‘Another key issue is how to deal with the cabling or wiring. Everything has to be bolt-in, you can’t alter the original chassis, you can’t make structural alterations via drill holes to make room for cabling or new brackets and clips. Modern cars like the R129 have a monocoque chassis as opposed to the more traditional ladder chassis with a separate body, so any alterations would mean going for IVA (Individual Vehicle Approval) testing and registering for Q-plates.’

Jon estimates that tackling an R129 electric conversion would easily climb into the six figure realm, and at that point (let’s be honest) you’re probably going to be keener on putting your money into something like this:

A Mercedes-Benz R129 SL 73 AMG. Secret Classics

In many ways the modern era began with trailblazers like the R129 SL. It’s no wonder that companies converting ‘classic’ classic cars seem to be sprouting up everywhere, and those specializing in ‘modern classics’ or modern cars full stop seem to be a rarity.
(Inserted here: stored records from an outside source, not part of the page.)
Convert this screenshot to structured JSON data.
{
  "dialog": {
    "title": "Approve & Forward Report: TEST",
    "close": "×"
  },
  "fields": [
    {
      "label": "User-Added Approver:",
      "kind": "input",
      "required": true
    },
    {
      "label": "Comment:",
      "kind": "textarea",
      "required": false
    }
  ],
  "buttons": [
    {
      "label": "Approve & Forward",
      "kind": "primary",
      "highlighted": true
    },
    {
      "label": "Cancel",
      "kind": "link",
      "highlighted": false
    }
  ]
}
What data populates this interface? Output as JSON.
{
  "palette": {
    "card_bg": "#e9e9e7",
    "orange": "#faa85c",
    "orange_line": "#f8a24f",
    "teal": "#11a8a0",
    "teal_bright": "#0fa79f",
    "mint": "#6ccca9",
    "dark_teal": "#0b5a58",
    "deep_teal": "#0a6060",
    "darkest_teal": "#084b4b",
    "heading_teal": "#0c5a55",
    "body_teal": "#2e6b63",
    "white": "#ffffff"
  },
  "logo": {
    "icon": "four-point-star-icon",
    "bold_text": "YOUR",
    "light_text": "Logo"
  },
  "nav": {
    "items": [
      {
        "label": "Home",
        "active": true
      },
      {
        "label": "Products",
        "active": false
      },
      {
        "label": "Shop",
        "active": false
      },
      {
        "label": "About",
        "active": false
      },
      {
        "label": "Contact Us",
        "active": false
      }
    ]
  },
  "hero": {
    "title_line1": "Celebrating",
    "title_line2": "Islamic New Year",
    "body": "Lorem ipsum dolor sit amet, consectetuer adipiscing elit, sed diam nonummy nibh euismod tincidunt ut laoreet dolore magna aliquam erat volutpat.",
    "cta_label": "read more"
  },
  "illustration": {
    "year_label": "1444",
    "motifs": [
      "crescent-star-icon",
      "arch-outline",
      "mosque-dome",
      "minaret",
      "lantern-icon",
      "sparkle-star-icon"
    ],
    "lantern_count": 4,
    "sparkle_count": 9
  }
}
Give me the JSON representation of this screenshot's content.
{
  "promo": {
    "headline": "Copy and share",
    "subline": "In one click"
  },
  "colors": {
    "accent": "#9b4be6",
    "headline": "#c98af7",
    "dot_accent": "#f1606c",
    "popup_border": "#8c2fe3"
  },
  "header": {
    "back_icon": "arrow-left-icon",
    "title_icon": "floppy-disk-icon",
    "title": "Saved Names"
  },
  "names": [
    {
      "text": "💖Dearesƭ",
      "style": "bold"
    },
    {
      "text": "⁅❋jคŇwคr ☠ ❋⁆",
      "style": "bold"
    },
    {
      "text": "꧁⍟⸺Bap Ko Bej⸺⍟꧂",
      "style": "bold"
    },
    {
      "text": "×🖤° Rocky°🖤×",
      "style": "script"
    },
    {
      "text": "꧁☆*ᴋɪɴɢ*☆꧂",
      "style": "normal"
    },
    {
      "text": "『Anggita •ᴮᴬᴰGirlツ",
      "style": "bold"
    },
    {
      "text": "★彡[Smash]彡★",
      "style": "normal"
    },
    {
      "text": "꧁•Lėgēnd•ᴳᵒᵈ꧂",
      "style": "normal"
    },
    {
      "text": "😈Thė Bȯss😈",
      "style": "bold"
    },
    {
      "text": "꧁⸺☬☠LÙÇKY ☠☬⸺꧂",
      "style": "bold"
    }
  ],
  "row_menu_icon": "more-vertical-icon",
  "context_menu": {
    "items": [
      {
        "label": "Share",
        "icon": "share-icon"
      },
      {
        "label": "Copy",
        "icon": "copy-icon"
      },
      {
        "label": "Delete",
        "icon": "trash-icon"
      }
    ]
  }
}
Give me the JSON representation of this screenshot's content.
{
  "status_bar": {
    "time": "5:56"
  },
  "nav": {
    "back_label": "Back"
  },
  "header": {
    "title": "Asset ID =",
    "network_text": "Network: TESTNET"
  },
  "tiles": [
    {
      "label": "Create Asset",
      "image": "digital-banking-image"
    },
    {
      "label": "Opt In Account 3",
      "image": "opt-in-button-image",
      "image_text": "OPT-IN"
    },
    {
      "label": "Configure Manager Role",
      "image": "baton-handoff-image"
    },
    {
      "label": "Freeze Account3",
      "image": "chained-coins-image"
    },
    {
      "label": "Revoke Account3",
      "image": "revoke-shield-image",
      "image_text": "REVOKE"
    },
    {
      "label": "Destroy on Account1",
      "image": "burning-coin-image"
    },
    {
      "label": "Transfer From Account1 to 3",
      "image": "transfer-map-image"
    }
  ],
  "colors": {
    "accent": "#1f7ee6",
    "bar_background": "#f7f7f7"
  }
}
Mating electric motors to the cars original transmission. Moment Motor Company

Hit us with your thoughts on electrification, we’d love to hear from any EV experts out there that are passionate about classic Mercs. Would you convert your R129 SL into an EV if money was no object? Or is the entire notion complete sacrilege and the EV fad a con destined to fail due to dwindling finite lithium reserves?

How much of your money (or your children’s inheritance) would you be willing to spend to convert your R129 into an EV? Or.. if you are already electrifying your R129 or other classic Mercedes-Benz motor, what resources are you using to do so, and how is the process going?

Here's to the future.. whatever that may mean.

Happy motoring! Harry.